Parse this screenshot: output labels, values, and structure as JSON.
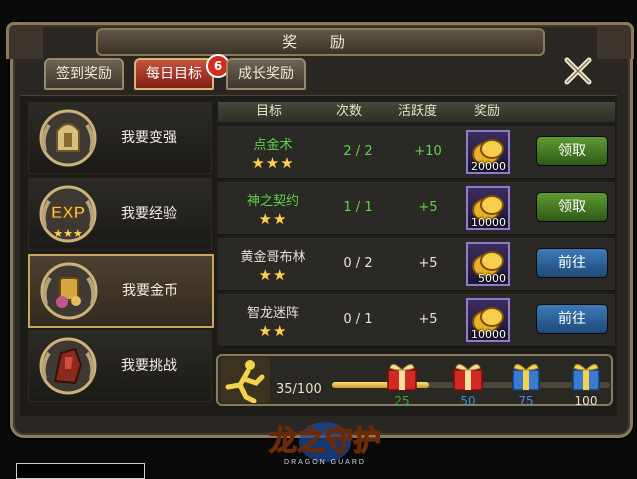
{
  "window": {
    "title": "奖 励"
  },
  "tabs": [
    {
      "label": "签到奖励",
      "active": false
    },
    {
      "label": "每日目标",
      "active": true,
      "badge": "6"
    },
    {
      "label": "成长奖励",
      "active": false
    }
  ],
  "sidebar": {
    "items": [
      {
        "label": "我要变强",
        "icon": "helmet-emblem-icon",
        "active": false
      },
      {
        "label": "我要经验",
        "icon": "exp-emblem-icon",
        "active": false
      },
      {
        "label": "我要金币",
        "icon": "coin-bag-emblem-icon",
        "active": true
      },
      {
        "label": "我要挑战",
        "icon": "warrior-emblem-icon",
        "active": false
      }
    ]
  },
  "table": {
    "headers": [
      "目标",
      "次数",
      "活跃度",
      "奖励"
    ],
    "rows": [
      {
        "name": "点金术",
        "stars": "★★★",
        "count": "2 / 2",
        "activity": "+10",
        "reward": "20000",
        "button": "领取",
        "button_color": "green",
        "complete": true
      },
      {
        "name": "神之契约",
        "stars": "★★",
        "count": "1 / 1",
        "activity": "+5",
        "reward": "10000",
        "button": "领取",
        "button_color": "green",
        "complete": true
      },
      {
        "name": "黄金哥布林",
        "stars": "★★",
        "count": "0 / 2",
        "activity": "+5",
        "reward": "5000",
        "button": "前往",
        "button_color": "blue",
        "complete": false
      },
      {
        "name": "智龙迷阵",
        "stars": "★★",
        "count": "0 / 1",
        "activity": "+5",
        "reward": "10000",
        "button": "前往",
        "button_color": "blue",
        "complete": false
      }
    ]
  },
  "progress": {
    "text": "35/100",
    "value": 35,
    "max": 100,
    "milestones": [
      {
        "label": "25",
        "color": "#3aa93a"
      },
      {
        "label": "50",
        "color": "#3a8fd8"
      },
      {
        "label": "75",
        "color": "#3a8fd8"
      },
      {
        "label": "100",
        "color": "#e8e2c8"
      }
    ]
  },
  "logo": {
    "text": "龙之守护",
    "subtext": "DRAGON GUARD"
  },
  "colors": {
    "accent_gold": "#c9a65e",
    "green_text": "#5fd44a",
    "tab_active": "#b03a28"
  }
}
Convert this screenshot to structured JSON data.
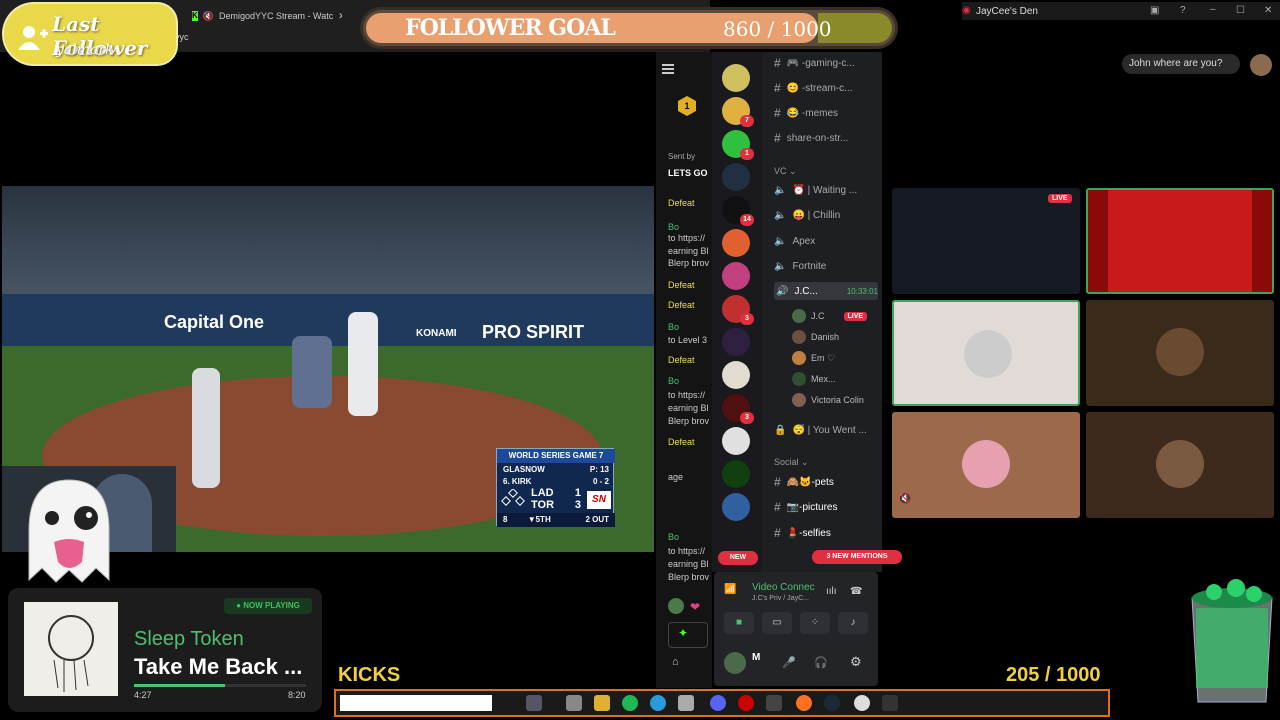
{
  "browser": {
    "tab1": "DemigodYYC Stream - Watc",
    "url": "dyyc"
  },
  "follower": {
    "title": "Last Follower",
    "name": "yalmark"
  },
  "goal": {
    "title": "FOLLOWER GOAL",
    "count": "860  /  1000",
    "current": 860,
    "target": 1000
  },
  "video": {
    "ads": [
      "Capital One",
      "KONAMI",
      "PRO SPIRIT"
    ],
    "scorebug": {
      "header": "WORLD SERIES GAME 7",
      "pitcher": "GLASNOW",
      "pitch_count": "P: 13",
      "batter": "6. KIRK",
      "count": "0 - 2",
      "team1": "LAD",
      "score1": "1",
      "team2": "TOR",
      "score2": "3",
      "number": "8",
      "inning": "▼5TH",
      "outs": "2 OUT",
      "network": "SN"
    }
  },
  "now_playing": {
    "badge": "● NOW PLAYING",
    "artist": "Sleep Token",
    "song": "Take Me Back ...",
    "elapsed": "4:27",
    "duration": "8:20",
    "progress": 0.53
  },
  "overlay": {
    "kicks_label": "KICKS",
    "kicks_count": "205  / 1000"
  },
  "chat": {
    "top_badge": "1",
    "pinned_label": "Sent by",
    "pinned_text": "LETS GO",
    "lines": [
      {
        "text": "Defeat",
        "color": "#e8e040"
      },
      {
        "text": "Bo",
        "color": "#4ec070"
      },
      {
        "text": "to https://",
        "color": "#ccc"
      },
      {
        "text": "earning Bl",
        "color": "#ccc"
      },
      {
        "text": "Blerp brov",
        "color": "#ccc"
      },
      {
        "text": "Defeat",
        "color": "#e8e040"
      },
      {
        "text": "Defeat",
        "color": "#e8e040"
      },
      {
        "text": "Bo",
        "color": "#4ec070"
      },
      {
        "text": "to Level 3",
        "color": "#ccc"
      },
      {
        "text": "Defeat",
        "color": "#e8e040"
      },
      {
        "text": "Bo",
        "color": "#4ec070"
      },
      {
        "text": "to https://",
        "color": "#ccc"
      },
      {
        "text": "earning Bl",
        "color": "#ccc"
      },
      {
        "text": "Blerp brov",
        "color": "#ccc"
      },
      {
        "text": "Defeat",
        "color": "#e8e040"
      },
      {
        "text": "",
        "color": "#ccc"
      },
      {
        "text": "age",
        "color": "#ccc"
      },
      {
        "text": "",
        "color": "#ccc"
      },
      {
        "text": "",
        "color": "#ccc"
      },
      {
        "text": "Bo",
        "color": "#4ec070"
      },
      {
        "text": "to https://",
        "color": "#ccc"
      },
      {
        "text": "earning Bl",
        "color": "#ccc"
      },
      {
        "text": "Blerp brov",
        "color": "#ccc"
      }
    ]
  },
  "servers": {
    "new_label": "NEW",
    "icons": [
      {
        "color": "#d0c060",
        "badge": ""
      },
      {
        "color": "#e0b040",
        "badge": "7"
      },
      {
        "color": "#30c040",
        "badge": "1"
      },
      {
        "color": "#203040",
        "badge": ""
      },
      {
        "color": "#111111",
        "badge": "14"
      },
      {
        "color": "#e06030",
        "badge": ""
      },
      {
        "color": "#c04080",
        "badge": ""
      },
      {
        "color": "#c03030",
        "badge": "3"
      },
      {
        "color": "#302040",
        "badge": ""
      },
      {
        "color": "#e0dcd0",
        "badge": ""
      },
      {
        "color": "#501010",
        "badge": "3"
      },
      {
        "color": "#e0e0e0",
        "badge": ""
      },
      {
        "color": "#104010",
        "badge": ""
      },
      {
        "color": "#3060a0",
        "badge": ""
      }
    ]
  },
  "channels": {
    "text1": [
      "🎮 -gaming-c...",
      "😊 -stream-c...",
      "😂 -memes",
      "share-on-str..."
    ],
    "vc_label": "VC ⌄",
    "voice": [
      "⏰ | Waiting ...",
      "😛 | Chillin",
      "Apex",
      "Fortnite"
    ],
    "active_vc": "J.C...",
    "active_vc_time": "10:33:01",
    "vc_users": [
      {
        "name": "J.C",
        "live": "LIVE",
        "color": "#4a6a4a"
      },
      {
        "name": "Danish",
        "live": "",
        "color": "#6a5040"
      },
      {
        "name": "Em ♡",
        "live": "",
        "color": "#c08040"
      },
      {
        "name": "Mex...",
        "live": "",
        "color": "#305030"
      },
      {
        "name": "Victoria Colin",
        "live": "",
        "color": "#806050"
      }
    ],
    "locked": "😴 | You Went ...",
    "social_label": "Social ⌄",
    "social": [
      "🙈🐱-pets",
      "📷-pictures",
      "💄-selfies"
    ],
    "mentions": "3 NEW MENTIONS"
  },
  "voice_panel": {
    "status": "Video Connec",
    "channel": "J.C's Priv / JayC...",
    "user": "M"
  },
  "right": {
    "window_title": "JayCee's Den",
    "bubble": "John where are you?",
    "live_label": "LIVE"
  },
  "colors": {
    "accent_gold": "#f0d040",
    "discord_red": "#e03040",
    "spotify_green": "#4ec070",
    "taskbar_border": "#e07020"
  }
}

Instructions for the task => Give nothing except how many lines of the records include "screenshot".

Solution below => 2